Tips On Avoiding Debt Collection Calls
If you don’t write a cease and desist letter, there’s not much stopping a debt collector from calling you, but here are some tips to avoid the debt collector calls until you’re ready.
- Only allow debt collectors to call your home number. If they call you at work or at a relative’s house, ask them to stop. Be specific about the numbers they are not allowed to call so you don’t feel harassed.
- Tell the debt collector you prefer to discuss the issue in writing. This permits them to email you or send you mail, but not to call you. This leaves the door open and the chance to settle the debt, reducing the risk of a lawsuit.
- You don’t have to answer the phone. Nothing says that you must answer the phone when debt collectors call, so don’t feel obligated to do so.
Knowing how to stop debt collector harassment is essential. While most debt collection agencies operate within the law, plenty of them cross the line. Being aware of what a debt collector can and can’t do is important. You’ll know when they’re violating the laws and when you have the right to file a complaint.
Don’t let aggressive debt collectors harass or overwhelm you. Instead, figure out what you want to do and how you want to settle the debt. Keep the communications cordial and ask them not to call you where you are uncomfortable being contacted. If they harass you, file a complaint and consider legal action if it continues.
Stop Debt Collection Calls FAQs
Is it possible to make the debt collector stop calling me completely?
It’s possible to request that the debt collector stop contacting you completely. However, they may be legally permitted to continue contacting you if they need to notify you of certain actions, such as a lawsuit.
Can I just ignore the calls from the debt collector?
Ignoring the calls from debt collectors will not make the debt go away. The debt collector may continue to try to contact you or take other actions to collect the debt.
Can I tell debt collectors to only contact me in writing?
Yes, you can request that the debt collector only communicate with you through written correspondence. This is also a good way to keep track of the communication and have a record of it.
Can I verbally tell a debt collector to stop calling?
Yes, you can tell a debt collector to stop calling you, and you can do this at any point during the collection process.

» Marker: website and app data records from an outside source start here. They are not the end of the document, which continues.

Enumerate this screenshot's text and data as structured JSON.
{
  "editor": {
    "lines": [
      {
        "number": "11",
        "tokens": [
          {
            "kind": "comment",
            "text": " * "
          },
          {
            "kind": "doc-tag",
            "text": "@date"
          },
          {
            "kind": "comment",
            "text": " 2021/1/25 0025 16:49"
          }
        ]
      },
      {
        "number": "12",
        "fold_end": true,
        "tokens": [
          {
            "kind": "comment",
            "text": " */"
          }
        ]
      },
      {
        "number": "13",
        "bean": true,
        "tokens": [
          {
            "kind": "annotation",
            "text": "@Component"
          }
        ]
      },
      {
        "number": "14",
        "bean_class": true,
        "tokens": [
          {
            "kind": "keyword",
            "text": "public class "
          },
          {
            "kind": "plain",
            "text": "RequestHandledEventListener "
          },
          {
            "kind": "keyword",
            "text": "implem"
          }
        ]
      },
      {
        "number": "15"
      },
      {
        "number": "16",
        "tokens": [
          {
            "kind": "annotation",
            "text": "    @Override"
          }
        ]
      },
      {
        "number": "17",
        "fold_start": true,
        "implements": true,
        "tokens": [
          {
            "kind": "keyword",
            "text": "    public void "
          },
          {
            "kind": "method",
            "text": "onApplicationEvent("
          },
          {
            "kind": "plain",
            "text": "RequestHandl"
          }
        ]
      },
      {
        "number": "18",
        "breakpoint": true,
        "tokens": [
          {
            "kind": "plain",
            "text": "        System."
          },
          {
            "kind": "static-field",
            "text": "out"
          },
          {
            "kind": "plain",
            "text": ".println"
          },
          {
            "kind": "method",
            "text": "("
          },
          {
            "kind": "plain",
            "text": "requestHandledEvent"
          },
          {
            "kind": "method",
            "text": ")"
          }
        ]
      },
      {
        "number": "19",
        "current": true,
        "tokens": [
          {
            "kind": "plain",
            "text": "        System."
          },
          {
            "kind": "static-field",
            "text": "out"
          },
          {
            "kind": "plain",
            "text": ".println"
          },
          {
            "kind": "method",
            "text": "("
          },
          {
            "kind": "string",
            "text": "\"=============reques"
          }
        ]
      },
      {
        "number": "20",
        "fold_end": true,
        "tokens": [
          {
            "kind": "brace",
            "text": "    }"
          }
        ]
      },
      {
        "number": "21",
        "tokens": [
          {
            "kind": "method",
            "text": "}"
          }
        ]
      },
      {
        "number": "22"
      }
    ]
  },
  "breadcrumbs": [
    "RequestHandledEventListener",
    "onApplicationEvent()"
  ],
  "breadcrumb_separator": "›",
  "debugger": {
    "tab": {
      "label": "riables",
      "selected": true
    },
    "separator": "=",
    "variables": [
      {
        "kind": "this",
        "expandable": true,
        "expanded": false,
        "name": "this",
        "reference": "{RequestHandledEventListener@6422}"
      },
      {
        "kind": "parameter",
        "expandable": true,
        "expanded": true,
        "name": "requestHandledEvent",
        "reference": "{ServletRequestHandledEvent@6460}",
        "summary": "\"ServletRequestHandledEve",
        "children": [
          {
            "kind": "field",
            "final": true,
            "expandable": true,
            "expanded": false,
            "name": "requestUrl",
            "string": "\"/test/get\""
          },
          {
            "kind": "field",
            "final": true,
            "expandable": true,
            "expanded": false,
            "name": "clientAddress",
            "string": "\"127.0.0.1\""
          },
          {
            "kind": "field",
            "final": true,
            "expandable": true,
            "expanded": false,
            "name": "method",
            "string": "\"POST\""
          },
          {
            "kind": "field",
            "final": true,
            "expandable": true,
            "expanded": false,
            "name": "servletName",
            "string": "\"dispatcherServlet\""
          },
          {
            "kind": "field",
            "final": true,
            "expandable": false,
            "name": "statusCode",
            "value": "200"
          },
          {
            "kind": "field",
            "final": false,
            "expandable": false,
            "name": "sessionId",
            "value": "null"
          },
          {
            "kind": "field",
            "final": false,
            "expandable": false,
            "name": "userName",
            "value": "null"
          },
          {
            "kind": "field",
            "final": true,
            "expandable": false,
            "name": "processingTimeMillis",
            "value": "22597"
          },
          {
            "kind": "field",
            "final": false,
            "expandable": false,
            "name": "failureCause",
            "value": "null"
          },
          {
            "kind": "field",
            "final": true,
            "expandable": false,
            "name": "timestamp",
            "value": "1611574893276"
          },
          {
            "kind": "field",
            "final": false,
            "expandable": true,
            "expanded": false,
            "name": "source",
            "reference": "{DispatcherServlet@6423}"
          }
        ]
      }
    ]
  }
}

However, it’s best to follow up this request with a written cease and desist letter.
This will provide you with a written record of your request, and may make it easier to enforce your rights if the debt collector continues to call you.